For the purpose of this report, the term "surgical co-management" refers to the practice of allotting specific responsibilities of patient care to designated caregivers. The following guidelines stem from this understanding:

(1) Physicians should engage in co-management arrangements only to assure the highest quality of care.

(2) When surgical co-management arrangements are made between duly licensed physicians, their responsibilities should be delineated according to the scope of the physicians’ expertise. Likewise, when physicians enter into surgical co-management arrangements with allied health professionals, each caregiver’s responsibility should correspond to his or her qualifications.

(3) Even though different caregivers will be responsible for rendering specific portions of the patient’s care, a single physician should be ultimately responsible for ensuring that the care is delivered in a coordinated and appropriate manner. Other caregivers should support this obligation by communicating with this physician.

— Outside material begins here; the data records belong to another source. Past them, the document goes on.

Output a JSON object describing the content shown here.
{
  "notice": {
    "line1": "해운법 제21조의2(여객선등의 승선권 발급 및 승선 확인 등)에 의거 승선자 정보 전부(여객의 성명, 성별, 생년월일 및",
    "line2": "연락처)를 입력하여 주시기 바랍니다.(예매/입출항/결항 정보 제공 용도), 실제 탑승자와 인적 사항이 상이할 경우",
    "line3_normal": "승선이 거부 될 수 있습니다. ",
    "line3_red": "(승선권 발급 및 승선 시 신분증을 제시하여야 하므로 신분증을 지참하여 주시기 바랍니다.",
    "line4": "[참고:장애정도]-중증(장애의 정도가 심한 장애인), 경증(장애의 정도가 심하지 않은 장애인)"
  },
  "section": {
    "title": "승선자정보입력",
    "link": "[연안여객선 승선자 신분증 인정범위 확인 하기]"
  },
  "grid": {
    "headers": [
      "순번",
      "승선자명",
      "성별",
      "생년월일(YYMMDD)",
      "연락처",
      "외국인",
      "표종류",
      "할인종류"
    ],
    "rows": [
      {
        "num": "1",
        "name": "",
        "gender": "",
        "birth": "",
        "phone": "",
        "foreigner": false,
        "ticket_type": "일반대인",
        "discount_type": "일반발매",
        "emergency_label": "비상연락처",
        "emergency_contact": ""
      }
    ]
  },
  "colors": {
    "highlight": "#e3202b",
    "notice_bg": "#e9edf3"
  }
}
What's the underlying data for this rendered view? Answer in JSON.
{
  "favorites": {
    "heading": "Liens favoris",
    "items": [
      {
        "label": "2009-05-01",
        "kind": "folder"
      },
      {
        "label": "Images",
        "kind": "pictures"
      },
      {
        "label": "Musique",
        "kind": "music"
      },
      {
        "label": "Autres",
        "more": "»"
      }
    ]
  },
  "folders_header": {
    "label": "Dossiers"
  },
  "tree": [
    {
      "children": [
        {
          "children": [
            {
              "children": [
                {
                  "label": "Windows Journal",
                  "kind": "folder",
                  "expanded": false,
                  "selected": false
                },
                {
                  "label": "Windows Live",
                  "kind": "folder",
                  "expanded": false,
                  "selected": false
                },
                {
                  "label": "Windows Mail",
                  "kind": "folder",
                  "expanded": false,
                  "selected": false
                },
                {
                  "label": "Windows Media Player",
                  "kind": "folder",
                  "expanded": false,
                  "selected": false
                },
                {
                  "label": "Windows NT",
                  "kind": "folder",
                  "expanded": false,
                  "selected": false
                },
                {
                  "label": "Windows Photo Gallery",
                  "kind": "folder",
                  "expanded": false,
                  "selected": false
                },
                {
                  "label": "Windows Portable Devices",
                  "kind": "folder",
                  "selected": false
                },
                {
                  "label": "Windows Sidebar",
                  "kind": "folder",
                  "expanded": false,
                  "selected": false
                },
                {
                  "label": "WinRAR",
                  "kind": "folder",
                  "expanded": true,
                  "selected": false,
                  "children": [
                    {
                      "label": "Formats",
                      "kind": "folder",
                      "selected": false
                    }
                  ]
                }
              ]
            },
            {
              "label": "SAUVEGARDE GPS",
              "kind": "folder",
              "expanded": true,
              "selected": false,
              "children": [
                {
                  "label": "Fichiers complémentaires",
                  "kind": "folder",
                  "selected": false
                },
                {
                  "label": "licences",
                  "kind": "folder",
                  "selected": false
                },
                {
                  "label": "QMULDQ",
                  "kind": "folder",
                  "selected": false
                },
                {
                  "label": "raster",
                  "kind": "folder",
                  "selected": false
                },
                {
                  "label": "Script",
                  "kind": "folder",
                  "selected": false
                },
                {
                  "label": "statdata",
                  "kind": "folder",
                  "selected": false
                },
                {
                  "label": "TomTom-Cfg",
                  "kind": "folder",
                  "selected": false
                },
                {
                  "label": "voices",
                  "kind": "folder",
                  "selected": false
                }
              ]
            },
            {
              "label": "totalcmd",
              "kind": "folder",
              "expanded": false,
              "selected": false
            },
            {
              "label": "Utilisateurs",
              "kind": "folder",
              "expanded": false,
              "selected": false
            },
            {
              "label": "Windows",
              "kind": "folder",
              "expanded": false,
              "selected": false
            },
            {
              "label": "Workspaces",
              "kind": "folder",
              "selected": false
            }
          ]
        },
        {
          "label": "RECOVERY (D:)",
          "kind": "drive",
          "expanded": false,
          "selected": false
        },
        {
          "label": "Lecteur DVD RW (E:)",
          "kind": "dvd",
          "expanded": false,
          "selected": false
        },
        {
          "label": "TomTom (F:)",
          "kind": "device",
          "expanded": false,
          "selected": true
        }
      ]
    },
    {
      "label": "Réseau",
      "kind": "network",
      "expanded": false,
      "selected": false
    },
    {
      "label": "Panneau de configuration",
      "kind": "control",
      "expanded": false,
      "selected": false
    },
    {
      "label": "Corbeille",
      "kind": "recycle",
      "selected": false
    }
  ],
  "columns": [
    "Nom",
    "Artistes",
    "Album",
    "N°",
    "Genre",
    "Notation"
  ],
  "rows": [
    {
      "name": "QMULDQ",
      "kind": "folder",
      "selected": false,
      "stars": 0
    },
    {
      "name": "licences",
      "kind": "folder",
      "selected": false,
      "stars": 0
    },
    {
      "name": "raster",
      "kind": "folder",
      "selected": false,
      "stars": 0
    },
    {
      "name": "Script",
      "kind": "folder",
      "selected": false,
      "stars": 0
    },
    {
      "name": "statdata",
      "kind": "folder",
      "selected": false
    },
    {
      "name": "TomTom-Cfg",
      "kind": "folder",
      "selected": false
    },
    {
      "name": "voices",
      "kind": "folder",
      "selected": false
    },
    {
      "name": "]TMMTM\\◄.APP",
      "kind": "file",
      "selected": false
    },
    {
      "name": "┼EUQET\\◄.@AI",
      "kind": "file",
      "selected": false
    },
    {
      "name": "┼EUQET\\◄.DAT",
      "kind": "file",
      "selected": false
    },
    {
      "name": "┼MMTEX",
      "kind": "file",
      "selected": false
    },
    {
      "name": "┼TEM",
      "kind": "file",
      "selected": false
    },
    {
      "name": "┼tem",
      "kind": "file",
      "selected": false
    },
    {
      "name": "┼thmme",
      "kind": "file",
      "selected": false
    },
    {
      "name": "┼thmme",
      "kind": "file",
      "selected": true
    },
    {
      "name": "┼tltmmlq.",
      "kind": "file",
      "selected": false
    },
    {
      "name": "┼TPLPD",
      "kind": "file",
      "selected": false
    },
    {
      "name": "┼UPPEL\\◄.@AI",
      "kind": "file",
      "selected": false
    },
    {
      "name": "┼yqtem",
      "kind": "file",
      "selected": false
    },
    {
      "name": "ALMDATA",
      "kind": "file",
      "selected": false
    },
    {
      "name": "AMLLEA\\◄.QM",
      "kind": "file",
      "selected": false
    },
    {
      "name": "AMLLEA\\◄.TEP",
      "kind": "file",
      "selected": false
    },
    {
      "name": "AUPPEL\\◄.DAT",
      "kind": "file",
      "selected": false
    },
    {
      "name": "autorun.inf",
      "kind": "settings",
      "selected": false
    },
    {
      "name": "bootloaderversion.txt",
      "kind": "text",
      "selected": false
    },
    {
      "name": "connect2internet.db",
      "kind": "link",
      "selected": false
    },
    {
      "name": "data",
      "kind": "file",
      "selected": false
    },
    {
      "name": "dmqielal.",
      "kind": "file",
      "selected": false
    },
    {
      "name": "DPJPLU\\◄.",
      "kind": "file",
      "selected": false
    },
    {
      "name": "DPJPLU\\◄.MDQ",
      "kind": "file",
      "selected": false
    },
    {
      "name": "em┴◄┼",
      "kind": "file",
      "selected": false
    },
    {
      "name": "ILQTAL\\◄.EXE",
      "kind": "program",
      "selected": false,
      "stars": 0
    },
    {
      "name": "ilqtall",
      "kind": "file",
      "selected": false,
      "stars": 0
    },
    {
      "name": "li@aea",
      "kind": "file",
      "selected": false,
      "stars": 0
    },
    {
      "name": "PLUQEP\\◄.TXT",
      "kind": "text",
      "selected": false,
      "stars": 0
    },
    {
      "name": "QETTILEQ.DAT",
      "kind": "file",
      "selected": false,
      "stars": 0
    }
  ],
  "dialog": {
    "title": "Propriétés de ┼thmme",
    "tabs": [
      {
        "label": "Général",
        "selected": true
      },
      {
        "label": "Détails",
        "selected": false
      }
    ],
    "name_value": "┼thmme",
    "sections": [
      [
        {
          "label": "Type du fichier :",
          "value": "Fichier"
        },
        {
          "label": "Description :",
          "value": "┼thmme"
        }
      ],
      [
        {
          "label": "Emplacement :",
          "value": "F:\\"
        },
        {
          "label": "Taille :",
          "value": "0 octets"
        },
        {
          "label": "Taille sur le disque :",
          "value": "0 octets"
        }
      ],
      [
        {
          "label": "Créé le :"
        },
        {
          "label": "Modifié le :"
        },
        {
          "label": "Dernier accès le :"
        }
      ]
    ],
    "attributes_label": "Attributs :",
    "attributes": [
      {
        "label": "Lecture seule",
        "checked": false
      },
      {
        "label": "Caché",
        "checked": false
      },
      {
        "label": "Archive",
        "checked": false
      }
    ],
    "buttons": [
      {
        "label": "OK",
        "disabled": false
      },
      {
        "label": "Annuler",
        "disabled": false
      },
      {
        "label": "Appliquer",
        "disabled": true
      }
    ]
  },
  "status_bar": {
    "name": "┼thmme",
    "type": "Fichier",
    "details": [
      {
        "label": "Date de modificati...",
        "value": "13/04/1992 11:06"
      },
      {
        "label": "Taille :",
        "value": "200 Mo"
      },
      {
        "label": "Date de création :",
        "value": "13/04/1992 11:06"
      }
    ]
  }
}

(4) The treating physicians are responsible for ensuring that the patient has consented not only to take part in the surgical co-management arrangement but also to the services that will be provided within the arrangement. In addition to disclosing medical facts to the patient, the patient should also be informed of other significant aspects of the surgical co-management arrangement such as the credentials of the other caregivers, the specific services each will provide, and the billing arrangement.

(5) Physicians should ensure that their surgical co-management arrangements do not violate the ethical or legal restrictions on self-referral.

(6) Referrals to another caregiver should be based only on that caregiver’s skill and ability to meet the patient’s needs and not on expected further referrals or other self-serving bases. Physicians who participate in surgical co-management arrangements must avoid such financial agreements as fee-splitting, which are both unethical and illegal. Physicians who participate in surgical co-management arrangements should employ appropriate safeguards to ensure that confidential information is protected. (I, II, IV, V, VI)

Issued June 2000 based on the report "Ethical Implications of Surgical Co-Management," adopted December 1999